Attention is often defined as the ability to focus on relevant stimuli as well as a decrease in responsiveness to irrelevant information. In reading, visual attention increases the ability to read efficiently across a line of text. Readers must learn to use the oculo-motor system to move their eyes accurately. First they must focus on the first word on the line, then they must shift their attention to the right as they prepare to move their eyes to the next fixation point, then they must sustain their attention in order to allow for processing of the text. These three principal elements of attention–focus, shift and sustain—are the link between perception and cognition. Perception makes the visual information available but not necessarily recognizable. Cognitive processes allow the reader to use the visual information in order to gain meaning. In other words, reading comprehension is dependent upon visual attention as expressed by accurate oculo-motor control. Therefore, vision therapy that is directed at improving focus on relevant stimuli, shifting attentional focus within a complex visual environment, and sustaining attention for an appreciable interval might be expected to improve reading comprehension.
Dr. Solan and colleagues investigated this relationship in a group of 6th graders with moderate reading disabilities.
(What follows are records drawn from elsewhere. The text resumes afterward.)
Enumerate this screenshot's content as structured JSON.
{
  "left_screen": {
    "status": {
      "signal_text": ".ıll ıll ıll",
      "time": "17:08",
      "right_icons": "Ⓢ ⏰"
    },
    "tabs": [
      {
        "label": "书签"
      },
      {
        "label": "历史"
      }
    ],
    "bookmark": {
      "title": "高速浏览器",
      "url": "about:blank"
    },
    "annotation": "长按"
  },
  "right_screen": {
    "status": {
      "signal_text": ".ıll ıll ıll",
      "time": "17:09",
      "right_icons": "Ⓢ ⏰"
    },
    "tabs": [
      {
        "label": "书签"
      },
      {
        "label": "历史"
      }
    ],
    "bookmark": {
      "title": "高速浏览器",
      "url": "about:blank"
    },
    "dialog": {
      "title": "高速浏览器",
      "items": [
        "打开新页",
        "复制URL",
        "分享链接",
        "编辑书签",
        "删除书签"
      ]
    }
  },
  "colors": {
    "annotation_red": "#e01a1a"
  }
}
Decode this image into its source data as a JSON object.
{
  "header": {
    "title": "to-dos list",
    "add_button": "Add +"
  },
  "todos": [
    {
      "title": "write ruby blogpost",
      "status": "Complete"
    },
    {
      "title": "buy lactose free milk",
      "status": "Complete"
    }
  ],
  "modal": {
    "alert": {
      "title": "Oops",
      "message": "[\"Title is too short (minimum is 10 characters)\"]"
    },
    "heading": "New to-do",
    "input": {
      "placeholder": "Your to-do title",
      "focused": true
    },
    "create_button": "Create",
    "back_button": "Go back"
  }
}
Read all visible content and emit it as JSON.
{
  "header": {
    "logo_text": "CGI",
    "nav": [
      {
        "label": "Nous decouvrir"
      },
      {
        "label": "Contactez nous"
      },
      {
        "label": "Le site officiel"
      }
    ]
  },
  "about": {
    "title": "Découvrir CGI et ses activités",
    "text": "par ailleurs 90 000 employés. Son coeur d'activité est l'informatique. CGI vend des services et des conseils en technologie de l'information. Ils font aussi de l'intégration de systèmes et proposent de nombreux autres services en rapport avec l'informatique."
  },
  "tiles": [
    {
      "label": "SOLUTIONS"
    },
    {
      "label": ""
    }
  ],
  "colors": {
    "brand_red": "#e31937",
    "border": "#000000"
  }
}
These students attended public school in New York City. On a standardized reading test, their reading comprehension scores averaged 2.2 years below their grade level. The students’ attention skills were assessed using a standardized testing battery. Then they received 12 one-hour sessions of vision therapy. The therapy consisted of specific procedures which were aimed at improving or enhancing focusing, shifting and sustaining visual attention during oculo-motor (eye movement) activities. After completing the 12 hour therapy program, the students were retested with both the standardized reading and attention tests. Their scores improved significantly on both measures. After 12 hours of vision therapy over 5 months, their average reading scores jumped an entire grade level, from the 4th to 5th grade level. This is in sharp contrast to the first 5 years of schooling, when their reading scores improved from a 1st grade to a 4th grade level.
Dr. Solan’s research supports the notion “that a link exists between visual attention, oculomotor readiness, and reading comprehension…” He acknowledged that uncertainties still exist. For example, the therapy also incorporated memory, speed of processing and executive functions. How does the engagement of this triad influence cognitive performance and reading comprehension? Dr. Solan’s research always answered BIG questions but at the same time, left more questions to consider. That way, he never ran out of ideas for his next research project. Now, he has left these unanswered questions for others to consider.
Read more about eye movements here.